> _WHAT IS NEEDED_:
Extract the entries in their exact form.

> _THE DATA_:

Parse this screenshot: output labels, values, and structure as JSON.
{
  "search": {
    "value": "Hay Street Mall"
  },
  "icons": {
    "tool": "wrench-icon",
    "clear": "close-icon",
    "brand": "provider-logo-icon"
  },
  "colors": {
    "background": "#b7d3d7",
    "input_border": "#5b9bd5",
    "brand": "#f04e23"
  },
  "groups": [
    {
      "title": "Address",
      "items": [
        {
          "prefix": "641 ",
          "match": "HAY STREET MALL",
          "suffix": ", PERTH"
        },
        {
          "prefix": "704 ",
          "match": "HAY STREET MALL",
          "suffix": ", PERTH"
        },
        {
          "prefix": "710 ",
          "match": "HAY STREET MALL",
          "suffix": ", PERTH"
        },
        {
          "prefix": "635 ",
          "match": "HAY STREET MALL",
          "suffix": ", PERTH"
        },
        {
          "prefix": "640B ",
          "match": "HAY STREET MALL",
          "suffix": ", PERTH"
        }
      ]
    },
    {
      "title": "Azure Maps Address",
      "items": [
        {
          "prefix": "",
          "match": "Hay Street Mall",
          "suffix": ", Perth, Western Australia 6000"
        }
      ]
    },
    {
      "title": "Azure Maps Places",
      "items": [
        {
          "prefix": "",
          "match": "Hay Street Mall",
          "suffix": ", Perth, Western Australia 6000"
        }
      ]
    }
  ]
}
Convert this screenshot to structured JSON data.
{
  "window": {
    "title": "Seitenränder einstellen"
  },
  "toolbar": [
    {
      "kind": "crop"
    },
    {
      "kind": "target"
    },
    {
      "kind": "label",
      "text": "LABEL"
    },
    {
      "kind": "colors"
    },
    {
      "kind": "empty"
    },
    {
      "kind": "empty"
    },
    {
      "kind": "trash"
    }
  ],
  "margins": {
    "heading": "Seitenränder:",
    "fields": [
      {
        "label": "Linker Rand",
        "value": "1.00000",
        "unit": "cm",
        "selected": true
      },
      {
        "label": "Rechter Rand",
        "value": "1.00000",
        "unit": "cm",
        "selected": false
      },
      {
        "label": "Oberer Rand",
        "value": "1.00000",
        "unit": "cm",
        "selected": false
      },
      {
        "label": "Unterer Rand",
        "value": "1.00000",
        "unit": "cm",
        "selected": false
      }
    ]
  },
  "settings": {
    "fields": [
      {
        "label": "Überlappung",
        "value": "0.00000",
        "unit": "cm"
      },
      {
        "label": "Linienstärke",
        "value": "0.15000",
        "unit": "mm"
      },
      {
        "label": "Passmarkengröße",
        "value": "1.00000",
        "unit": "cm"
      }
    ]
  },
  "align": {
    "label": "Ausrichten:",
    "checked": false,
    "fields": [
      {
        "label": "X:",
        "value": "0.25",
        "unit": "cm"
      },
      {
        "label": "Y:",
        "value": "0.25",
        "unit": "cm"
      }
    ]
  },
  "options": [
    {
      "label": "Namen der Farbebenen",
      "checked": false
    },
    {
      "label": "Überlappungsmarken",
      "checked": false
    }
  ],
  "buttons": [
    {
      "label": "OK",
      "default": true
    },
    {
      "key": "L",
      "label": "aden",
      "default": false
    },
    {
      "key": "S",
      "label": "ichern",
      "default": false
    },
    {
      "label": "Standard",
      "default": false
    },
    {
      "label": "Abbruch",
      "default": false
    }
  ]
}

> _OUTPUT_:
Parse this screenshot: output labels, values, and structure as JSON.
{
  "search": {
    "value": "Hay Street Mall"
  },
  "icons": {
    "tool": "wrench-icon",
    "clear": "close-icon",
    "brand": "provider-logo-icon"
  },
  "colors": {
    "background": "#b7d3d7",
    "input_border": "#5b9bd5",
    "brand": "#f04e23"
  },
  "groups": [
    {
      "title": "Address",
      "items": [
        {
          "prefix": "641 ",
          "match": "HAY STREET MALL",
          "suffix": ", PERTH"
        },
        {
          "prefix": "704 ",
          "match": "HAY STREET MALL",
          "suffix": ", PERTH"
        },
        {
          "prefix": "710 ",
          "match": "HAY STREET MALL",
          "suffix": ", PERTH"
        },
        {
          "prefix": "635 ",
          "match": "HAY STREET MALL",
          "suffix": ", PERTH"
        },
        {
          "prefix": "640B ",
          "match": "HAY STREET MALL",
          "suffix": ", PERTH"
        }
      ]
    },
    {
      "title": "Azure Maps Address",
      "items": [
        {
          "prefix": "",
          "match": "Hay Street Mall",
          "suffix": ", Perth, Western Australia 6000"
        }
      ]
    },
    {
      "title": "Azure Maps Places",
      "items": [
        {
          "prefix": "",
          "match": "Hay Street Mall",
          "suffix": ", Perth, Western Australia 6000"
        }
      ]
    }
  ]
}
Convert this screenshot to structured JSON data.
{
  "window": {
    "title": "Seitenränder einstellen"
  },
  "toolbar": [
    {
      "kind": "crop"
    },
    {
      "kind": "target"
    },
    {
      "kind": "label",
      "text": "LABEL"
    },
    {
      "kind": "colors"
    },
    {
      "kind": "empty"
    },
    {
      "kind": "empty"
    },
    {
      "kind": "trash"
    }
  ],
  "margins": {
    "heading": "Seitenränder:",
    "fields": [
      {
        "label": "Linker Rand",
        "value": "1.00000",
        "unit": "cm",
        "selected": true
      },
      {
        "label": "Rechter Rand",
        "value": "1.00000",
        "unit": "cm",
        "selected": false
      },
      {
        "label": "Oberer Rand",
        "value": "1.00000",
        "unit": "cm",
        "selected": false
      },
      {
        "label": "Unterer Rand",
        "value": "1.00000",
        "unit": "cm",
        "selected": false
      }
    ]
  },
  "settings": {
    "fields": [
      {
        "label": "Überlappung",
        "value": "0.00000",
        "unit": "cm"
      },
      {
        "label": "Linienstärke",
        "value": "0.15000",
        "unit": "mm"
      },
      {
        "label": "Passmarkengröße",
        "value": "1.00000",
        "unit": "cm"
      }
    ]
  },
  "align": {
    "label": "Ausrichten:",
    "checked": false,
    "fields": [
      {
        "label": "X:",
        "value": "0.25",
        "unit": "cm"
      },
      {
        "label": "Y:",
        "value": "0.25",
        "unit": "cm"
      }
    ]
  },
  "options": [
    {
      "label": "Namen der Farbebenen",
      "checked": false
    },
    {
      "label": "Überlappungsmarken",
      "checked": false
    }
  ],
  "buttons": [
    {
      "label": "OK",
      "default": true
    },
    {
      "key": "L",
      "label": "aden",
      "default": false
    },
    {
      "key": "S",
      "label": "ichern",
      "default": false
    },
    {
      "label": "Standard",
      "default": false
    },
    {
      "label": "Abbruch",
      "default": false
    }
  ]
}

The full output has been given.